I recently tried to explain to an elderly relative what my step-daughter’s interest in ‘sustainable fashion’ meant. Turning mouldy carrots into silk and banana skins into linen (or bottle tops into handbags as Mrs. Clegg demonstrates) to make clothes that Marks and Spencer believe would be bought by their customers was the most concrete I could make it. He pressed me to explain why girls wanted clothes made out of mouldy carrots or banana skins so I tried, probably unsuccessfully, to explain that the girls probably didn’t care. They just wanted clothes to be fashionable and affordable. But M&S did care because of (no) Plan B which promised that what they sold would be as environmentally friendly as possible and that’s all that mattered.

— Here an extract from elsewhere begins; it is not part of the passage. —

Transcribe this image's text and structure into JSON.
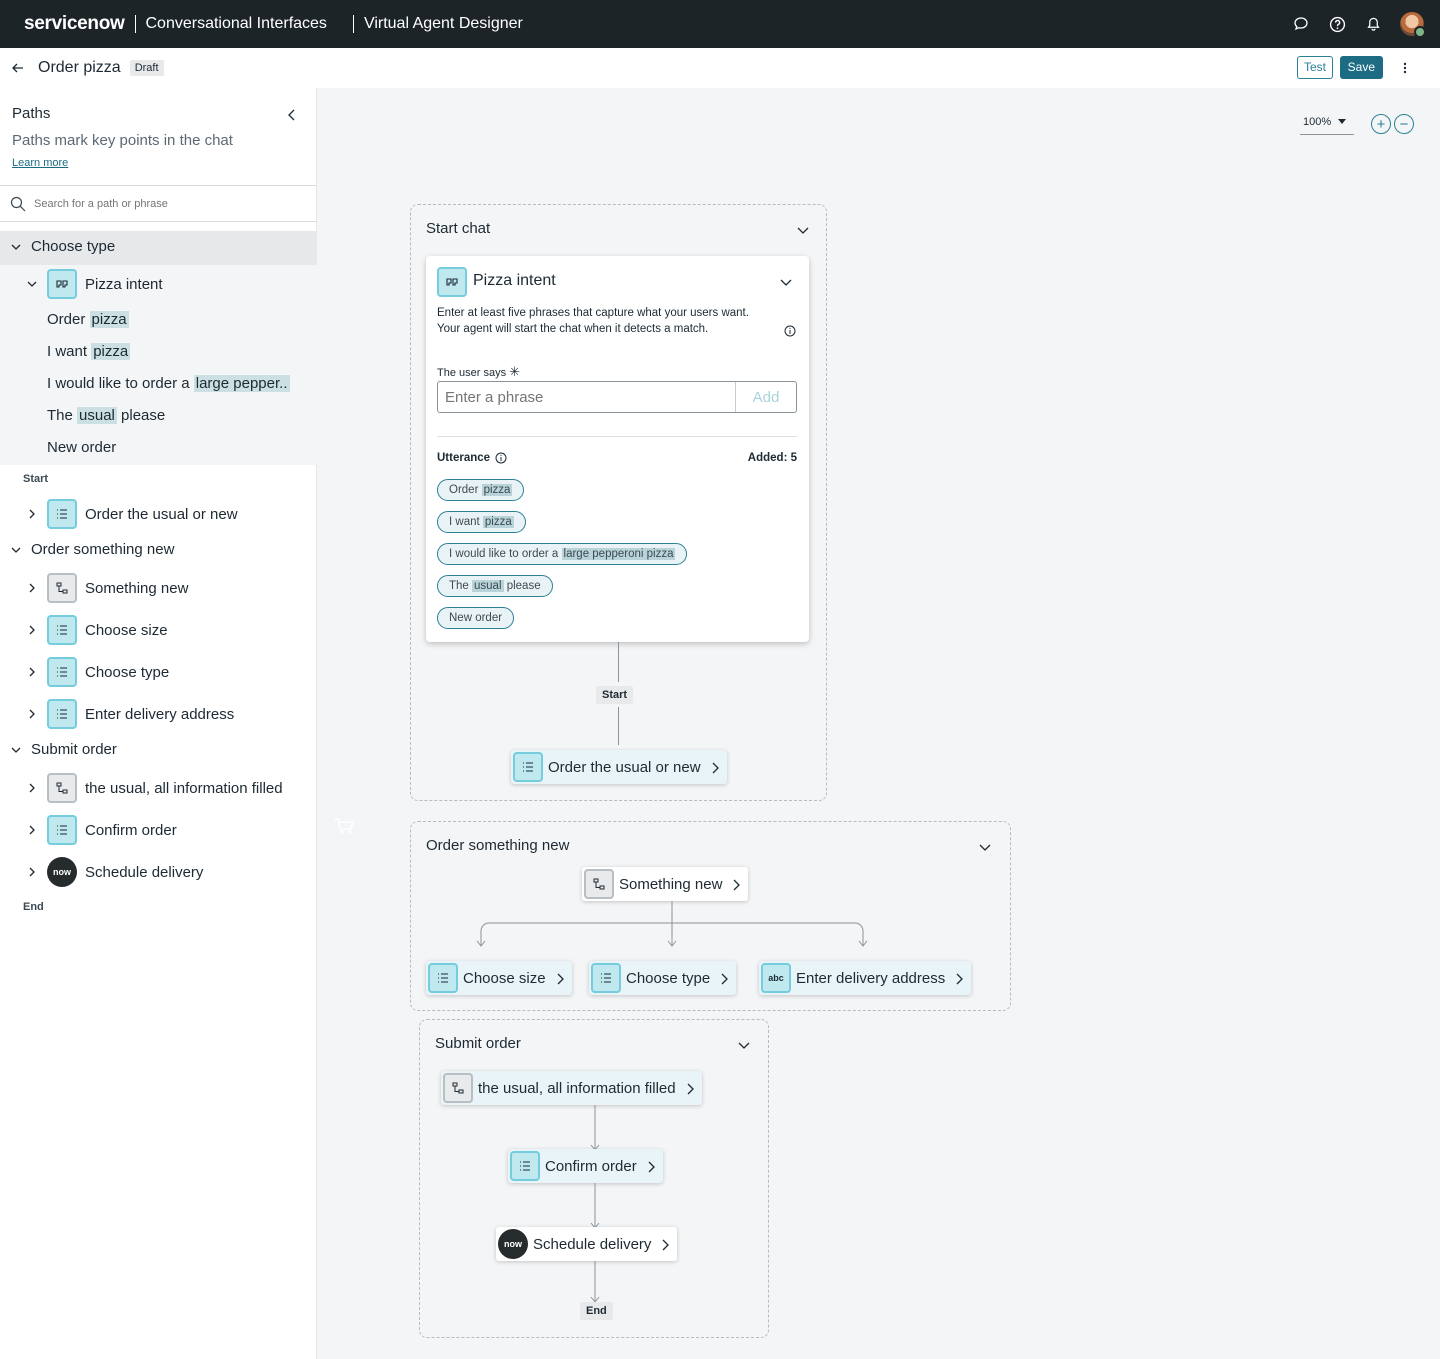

But it did get me thinking about the role of retailers and, more specifically the notion of Choice Architecture. About 6 months ago I was stirred into action by an article in the Evening Standard saying that London’s recycling record is right down at the bottom of the league table of European cities. Worse than Bucharest. Like most people I have an uneasy relationship with re-cycling and sustainability in general. I want to be good, I really do but re-cycling in small houses with small kitchens in a big city is hard work. (I read recently about a family who managed to recycle so much that they only threw out one bag of rubbish a year! Clearly lunatics.)

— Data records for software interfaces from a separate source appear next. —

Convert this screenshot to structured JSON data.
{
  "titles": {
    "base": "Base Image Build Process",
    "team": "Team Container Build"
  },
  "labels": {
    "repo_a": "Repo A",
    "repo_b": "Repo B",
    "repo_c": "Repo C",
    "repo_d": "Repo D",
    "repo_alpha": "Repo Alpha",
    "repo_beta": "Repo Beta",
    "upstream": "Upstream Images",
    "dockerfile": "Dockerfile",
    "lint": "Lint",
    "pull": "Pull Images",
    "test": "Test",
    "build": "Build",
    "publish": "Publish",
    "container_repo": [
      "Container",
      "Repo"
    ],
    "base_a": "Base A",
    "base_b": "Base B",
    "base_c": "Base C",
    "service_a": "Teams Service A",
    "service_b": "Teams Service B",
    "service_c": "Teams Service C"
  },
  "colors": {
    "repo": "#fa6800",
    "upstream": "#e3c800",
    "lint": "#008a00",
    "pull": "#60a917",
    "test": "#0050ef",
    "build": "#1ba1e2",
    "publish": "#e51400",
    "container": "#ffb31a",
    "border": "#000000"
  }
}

I would guess most London kitchens do not have room for a compost bin or the six different bins required to sort every different type of container. And I would also guess that the maximum bin space is determined by the built in kitchen units supplied by the likes of Magnet which are only about two feet square. Which comfortably holds one rubbish bin but not two. Surely there is a compartmentalised one on the market that would fit this space. The internet says yes, lots, but I’m always nervous of getting the measurements wrong and have no ability to judge size so I went to my local Homebase certain they would have one. I found piles of single bins in the kitchen bin department – some cheap and plastic, others metal and chic by Brabantia but not one compartmentalised bin. So I asked someone and was directed to another part of the store entirely labelled ‘Environmentally friendly products’ (everything very rough and rustic) where indeed, I did find a compartmentalised bin that would fit into my space.

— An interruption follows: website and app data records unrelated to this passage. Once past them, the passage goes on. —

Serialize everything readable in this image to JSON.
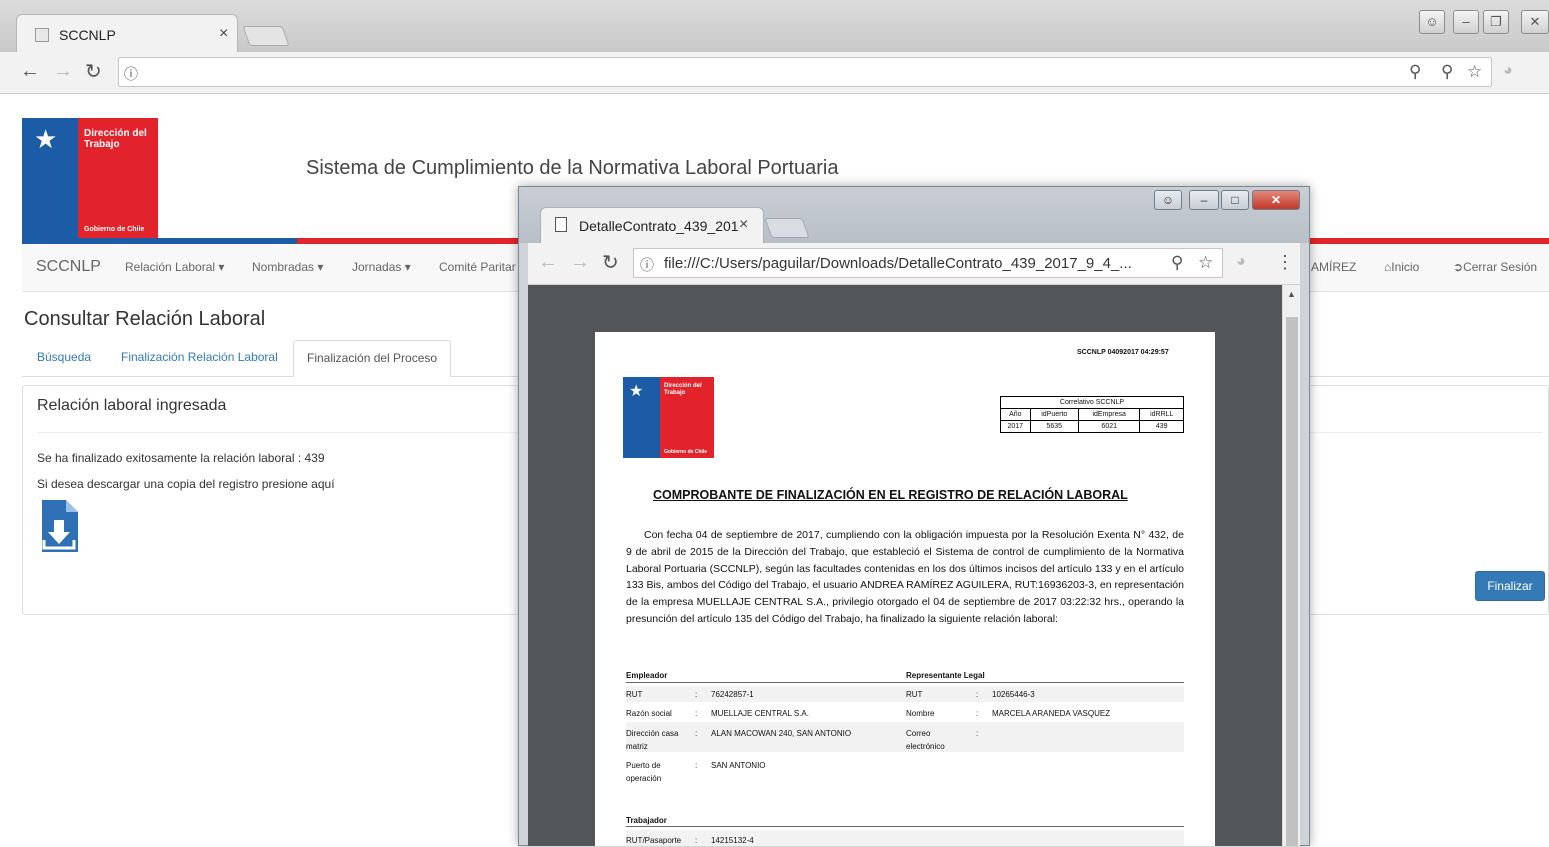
{
  "outer_browser": {
    "tab_title": "SCCNLP",
    "tab_close": "×"
  },
  "site": {
    "logo_line1": "Dirección del Trabajo",
    "logo_line2": "Gobierno de Chile",
    "system_title": "Sistema de Cumplimiento de la Normativa Laboral Portuaria"
  },
  "navbar": {
    "brand": "SCCNLP",
    "items": [
      "Relación Laboral",
      "Nombradas",
      "Jornadas",
      "Comité Paritar"
    ],
    "user_partial": "AMÍREZ",
    "inicio": "Inicio",
    "cerrar_sesion": "Cerrar Sesión"
  },
  "page": {
    "heading": "Consultar Relación Laboral",
    "tabs": [
      "Búsqueda",
      "Finalización Relación Laboral",
      "Finalización del Proceso"
    ],
    "panel_title": "Relación laboral ingresada",
    "msg_success_prefix": "Se ha finalizado exitosamente la relación laboral : ",
    "relacion_id": "439",
    "msg_download": "Si desea descargar una copia del registro presione aquí",
    "finalizar_button": "Finalizar"
  },
  "popup": {
    "tab_title": "DetalleContrato_439_201",
    "tab_close": "×",
    "url": "file:///C:/Users/paguilar/Downloads/DetalleContrato_439_2017_9_4_..."
  },
  "pdf": {
    "stamp": "SCCNLP 04092017 04:29:57",
    "logo_line1": "Dirección del Trabajo",
    "logo_line2": "Gobierno de Chile",
    "correlativo_title": "Correlativo SCCNLP",
    "correlativo_headers": [
      "Año",
      "idPuerto",
      "idEmpresa",
      "idRRLL"
    ],
    "correlativo_values": [
      "2017",
      "5635",
      "6021",
      "439"
    ],
    "heading": "COMPROBANTE DE FINALIZACIÓN EN EL REGISTRO DE RELACIÓN LABORAL",
    "body": "Con fecha 04 de septiembre de 2017, cumpliendo con la obligación impuesta por la Resolución Exenta N° 432, de 9 de abril de 2015 de la Dirección del Trabajo, que estableció el Sistema de control de cumplimiento de la Normativa Laboral Portuaria (SCCNLP), según las facultades contenidas en los dos últimos incisos del artículo 133 y en el artículo 133 Bis, ambos del Código del Trabajo, el usuario ANDREA RAMÍREZ AGUILERA, RUT:16936203-3, en representación de la empresa MUELLAJE CENTRAL S.A., privilegio otorgado el 04 de septiembre de 2017 03:22:32 hrs., operando la presunción del artículo 135 del Código del Trabajo, ha finalizado la siguiente relación laboral:",
    "empleador": {
      "title": "Empleador",
      "rut_label": "RUT",
      "rut": "76242857-1",
      "razon_label": "Razón social",
      "razon": "MUELLAJE CENTRAL S.A.",
      "dir_label": "Dirección casa matriz",
      "dir": "ALAN MACOWAN 240, SAN ANTONIO",
      "puerto_label": "Puerto de operación",
      "puerto": "SAN ANTONIO"
    },
    "representante": {
      "title": "Representante Legal",
      "rut_label": "RUT",
      "rut": "10265446-3",
      "nombre_label": "Nombre",
      "nombre": "MARCELA ARANEDA VASQUEZ",
      "correo_label": "Correo electrónico",
      "correo": ""
    },
    "trabajador": {
      "title": "Trabajador",
      "rut_label": "RUT/Pasaporte",
      "rut": "14215132-4"
    },
    "colon": ":"
  }
}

But think about it. Re-cycling should be the norm: if you are looking for a bin, you should be able to find a (smartly designed) compartmentalised one in the kitchen equipment section. If you really only want a single bin, you should have to search for it. (Perhaps in a department labelled ‘Wasteful, Selfish Purchases’). Campaigns should be targeted much more towards manufacturers and retailers. Brabantia shouldn’t be making so many different styles of single bins but should be designing stylish compartmentalised ones. This is Choice Architecture at its simplest. You should be nudged into making the right purchase by the selection available and geography of the retailer. So painless and satisfying for the buyer. Read more in Nick Southgate’s article in this issue of Market Leader: How to be a Choice Architect.